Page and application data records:
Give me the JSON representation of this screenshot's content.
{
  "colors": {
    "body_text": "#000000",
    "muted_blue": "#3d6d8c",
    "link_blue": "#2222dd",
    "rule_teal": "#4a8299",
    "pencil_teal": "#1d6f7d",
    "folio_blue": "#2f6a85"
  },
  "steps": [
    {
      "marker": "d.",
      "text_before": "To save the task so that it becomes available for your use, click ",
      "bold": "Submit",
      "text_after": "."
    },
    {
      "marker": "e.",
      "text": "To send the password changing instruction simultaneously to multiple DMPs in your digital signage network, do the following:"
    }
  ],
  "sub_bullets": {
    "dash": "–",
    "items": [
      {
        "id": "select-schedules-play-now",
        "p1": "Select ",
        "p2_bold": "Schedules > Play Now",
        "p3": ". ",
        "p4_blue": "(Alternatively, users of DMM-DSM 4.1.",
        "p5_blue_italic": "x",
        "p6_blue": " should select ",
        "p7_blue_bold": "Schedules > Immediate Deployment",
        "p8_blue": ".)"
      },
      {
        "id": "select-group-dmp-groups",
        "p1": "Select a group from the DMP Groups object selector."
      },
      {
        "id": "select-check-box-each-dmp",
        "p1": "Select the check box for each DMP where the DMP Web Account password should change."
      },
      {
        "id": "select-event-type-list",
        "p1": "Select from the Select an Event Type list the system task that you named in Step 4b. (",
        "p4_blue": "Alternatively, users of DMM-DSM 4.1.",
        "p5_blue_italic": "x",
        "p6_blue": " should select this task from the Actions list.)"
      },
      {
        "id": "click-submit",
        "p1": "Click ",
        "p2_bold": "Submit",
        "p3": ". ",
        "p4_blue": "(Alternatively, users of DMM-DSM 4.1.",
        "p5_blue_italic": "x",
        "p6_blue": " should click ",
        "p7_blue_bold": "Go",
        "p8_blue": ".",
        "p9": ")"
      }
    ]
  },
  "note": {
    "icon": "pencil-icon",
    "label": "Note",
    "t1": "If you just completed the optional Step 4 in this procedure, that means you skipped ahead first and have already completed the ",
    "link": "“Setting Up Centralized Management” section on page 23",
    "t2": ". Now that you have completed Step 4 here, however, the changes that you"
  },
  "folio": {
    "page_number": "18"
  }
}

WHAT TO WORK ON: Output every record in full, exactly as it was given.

TASK SOLUTION:
Give me the JSON representation of this screenshot's content.
{
  "colors": {
    "body_text": "#000000",
    "muted_blue": "#3d6d8c",
    "link_blue": "#2222dd",
    "rule_teal": "#4a8299",
    "pencil_teal": "#1d6f7d",
    "folio_blue": "#2f6a85"
  },
  "steps": [
    {
      "marker": "d.",
      "text_before": "To save the task so that it becomes available for your use, click ",
      "bold": "Submit",
      "text_after": "."
    },
    {
      "marker": "e.",
      "text": "To send the password changing instruction simultaneously to multiple DMPs in your digital signage network, do the following:"
    }
  ],
  "sub_bullets": {
    "dash": "–",
    "items": [
      {
        "id": "select-schedules-play-now",
        "p1": "Select ",
        "p2_bold": "Schedules > Play Now",
        "p3": ". ",
        "p4_blue": "(Alternatively, users of DMM-DSM 4.1.",
        "p5_blue_italic": "x",
        "p6_blue": " should select ",
        "p7_blue_bold": "Schedules > Immediate Deployment",
        "p8_blue": ".)"
      },
      {
        "id": "select-group-dmp-groups",
        "p1": "Select a group from the DMP Groups object selector."
      },
      {
        "id": "select-check-box-each-dmp",
        "p1": "Select the check box for each DMP where the DMP Web Account password should change."
      },
      {
        "id": "select-event-type-list",
        "p1": "Select from the Select an Event Type list the system task that you named in Step 4b. (",
        "p4_blue": "Alternatively, users of DMM-DSM 4.1.",
        "p5_blue_italic": "x",
        "p6_blue": " should select this task from the Actions list.)"
      },
      {
        "id": "click-submit",
        "p1": "Click ",
        "p2_bold": "Submit",
        "p3": ". ",
        "p4_blue": "(Alternatively, users of DMM-DSM 4.1.",
        "p5_blue_italic": "x",
        "p6_blue": " should click ",
        "p7_blue_bold": "Go",
        "p8_blue": ".",
        "p9": ")"
      }
    ]
  },
  "note": {
    "icon": "pencil-icon",
    "label": "Note",
    "t1": "If you just completed the optional Step 4 in this procedure, that means you skipped ahead first and have already completed the ",
    "link": "“Setting Up Centralized Management” section on page 23",
    "t2": ". Now that you have completed Step 4 here, however, the changes that you"
  },
  "folio": {
    "page_number": "18"
  }
}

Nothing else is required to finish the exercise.